According to my experience so far, argyrotype and kallitype can use the same negatives.

3) Paper.
The next hurdle was the choice of paper. For argyrotype, I used Fabriano Artistico paper without problems. But it seems to contain a buffering substance which reacts with the Kallitype sensitizer. It might be possible to clear the Fabriano paper in citric acid, but my attempt in doing this resulted in damaging the paper structure (maybe a bathed them too long). Anyway, I switched to Bergger COT 320, which works very well.

4) Water.
Germany is full of mineral water sources which might be good for the body (or not), for purposes of alternative printing the hard water here is unusable except for the final washing. Therefore, I use demineralized water for mixing the chemicals and some steps of washing the print.

5) Exposure.
For exposure, I use sunlight.
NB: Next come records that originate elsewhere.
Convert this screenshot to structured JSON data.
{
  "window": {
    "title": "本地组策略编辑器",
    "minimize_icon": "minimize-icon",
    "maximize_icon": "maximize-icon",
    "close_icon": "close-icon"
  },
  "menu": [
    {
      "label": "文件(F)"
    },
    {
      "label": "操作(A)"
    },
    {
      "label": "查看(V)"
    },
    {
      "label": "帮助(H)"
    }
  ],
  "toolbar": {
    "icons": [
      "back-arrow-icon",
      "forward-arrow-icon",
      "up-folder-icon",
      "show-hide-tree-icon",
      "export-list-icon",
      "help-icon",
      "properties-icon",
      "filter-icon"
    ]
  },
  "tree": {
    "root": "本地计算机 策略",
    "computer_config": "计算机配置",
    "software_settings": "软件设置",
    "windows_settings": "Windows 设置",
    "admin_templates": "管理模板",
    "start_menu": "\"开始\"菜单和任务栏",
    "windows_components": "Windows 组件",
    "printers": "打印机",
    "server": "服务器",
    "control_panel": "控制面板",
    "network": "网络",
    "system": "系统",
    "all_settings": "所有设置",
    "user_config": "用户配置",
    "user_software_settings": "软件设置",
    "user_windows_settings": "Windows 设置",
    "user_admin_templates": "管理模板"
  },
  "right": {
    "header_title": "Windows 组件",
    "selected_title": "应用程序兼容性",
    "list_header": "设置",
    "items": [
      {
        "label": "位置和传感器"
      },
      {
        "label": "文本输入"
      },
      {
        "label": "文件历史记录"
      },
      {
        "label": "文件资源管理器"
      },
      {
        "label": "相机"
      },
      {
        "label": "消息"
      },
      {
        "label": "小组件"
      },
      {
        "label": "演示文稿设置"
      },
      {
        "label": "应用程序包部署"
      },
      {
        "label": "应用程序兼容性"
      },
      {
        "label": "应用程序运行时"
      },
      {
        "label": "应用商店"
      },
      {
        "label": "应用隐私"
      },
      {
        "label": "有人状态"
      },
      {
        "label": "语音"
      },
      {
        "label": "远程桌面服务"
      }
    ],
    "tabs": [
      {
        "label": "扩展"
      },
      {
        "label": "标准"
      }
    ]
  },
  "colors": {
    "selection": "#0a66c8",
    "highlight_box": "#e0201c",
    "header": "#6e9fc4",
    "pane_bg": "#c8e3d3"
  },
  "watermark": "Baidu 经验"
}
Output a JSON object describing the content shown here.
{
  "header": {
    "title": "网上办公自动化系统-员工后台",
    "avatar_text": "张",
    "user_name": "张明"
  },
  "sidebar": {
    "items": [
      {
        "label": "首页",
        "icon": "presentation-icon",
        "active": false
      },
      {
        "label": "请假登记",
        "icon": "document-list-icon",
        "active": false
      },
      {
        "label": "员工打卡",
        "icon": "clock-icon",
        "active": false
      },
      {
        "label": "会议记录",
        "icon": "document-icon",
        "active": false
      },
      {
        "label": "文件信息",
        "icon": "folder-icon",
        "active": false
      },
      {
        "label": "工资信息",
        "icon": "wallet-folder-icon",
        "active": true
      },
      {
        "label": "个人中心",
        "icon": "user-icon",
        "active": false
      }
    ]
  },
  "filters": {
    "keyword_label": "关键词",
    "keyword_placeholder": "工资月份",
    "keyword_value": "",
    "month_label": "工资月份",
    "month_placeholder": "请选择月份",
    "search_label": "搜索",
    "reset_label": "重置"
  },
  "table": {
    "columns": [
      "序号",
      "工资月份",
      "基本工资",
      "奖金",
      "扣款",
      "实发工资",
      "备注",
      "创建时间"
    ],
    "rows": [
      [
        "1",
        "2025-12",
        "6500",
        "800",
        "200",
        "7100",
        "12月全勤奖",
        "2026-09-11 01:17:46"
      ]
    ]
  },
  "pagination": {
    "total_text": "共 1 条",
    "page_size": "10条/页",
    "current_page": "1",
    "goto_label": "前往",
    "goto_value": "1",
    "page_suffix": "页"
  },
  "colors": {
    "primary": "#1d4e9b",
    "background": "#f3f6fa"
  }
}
I like the idea that natural light not only made the photos but also the prints ;-) During this summer, we had many days of fine weather, so I could somehow get used to the proper exposure times (which is quite convenient in avoiding too many failed prints...). It is about 4 min in full sunlight. Since I use a contact printing frame whose back is split in the middle it is possible to open it without loosening the negative and paper, and to check the exposure. The exposure is all right if the shadows are very well visible (in a sort of grey), the darkest parts starting to turn brown.
If I ever should switch to exposure by an artificial UV-lamp (a faceburner should be sufficient, it is said...) I will report about it...

6) Development.
Using the kallitype set provided by Wolfgang Moersch, I now take the following standard procedure:
- development in sodium citrate, about 4 min.
- clearing bath in 3% citrid acid solution. I use two bathes, each 3-4 min.
- washing in demineralized water, 1-2 min.
- fixing in Moersch ATS alkaline fixer 1+20, 1' - 1'30".
The tone of the print is mostly determined as brown in the development itself, according to my experience. The clearing bath makes it a little bit brighter and a little bit more orange. Fixing hardly changes the tone.

7) Toning.
As can be seen from my uploads, I discovered the pleasures of toning. Apart from palladium toning which should be done before fixing (and which turns the colour into a nice neutral-to-brownish grey), toning is done after fixing. I use again toners from Moersch and follow the instructions given there. It seems that kallitypes which are to be toned should be exposed rather longer.
In the case of sulphur toning, I use a bleaching bath mixed 1+60, for 20"-40". Then I wash with demineralized water and put the print for 30"-1' into the toning bath.
In the case of iron toning, I put the print for about 2 min into the toning bath. It seems very important to do the final washing also in demineralized water. Our tap water at least soon affects the iron toning.

(...to be continued...)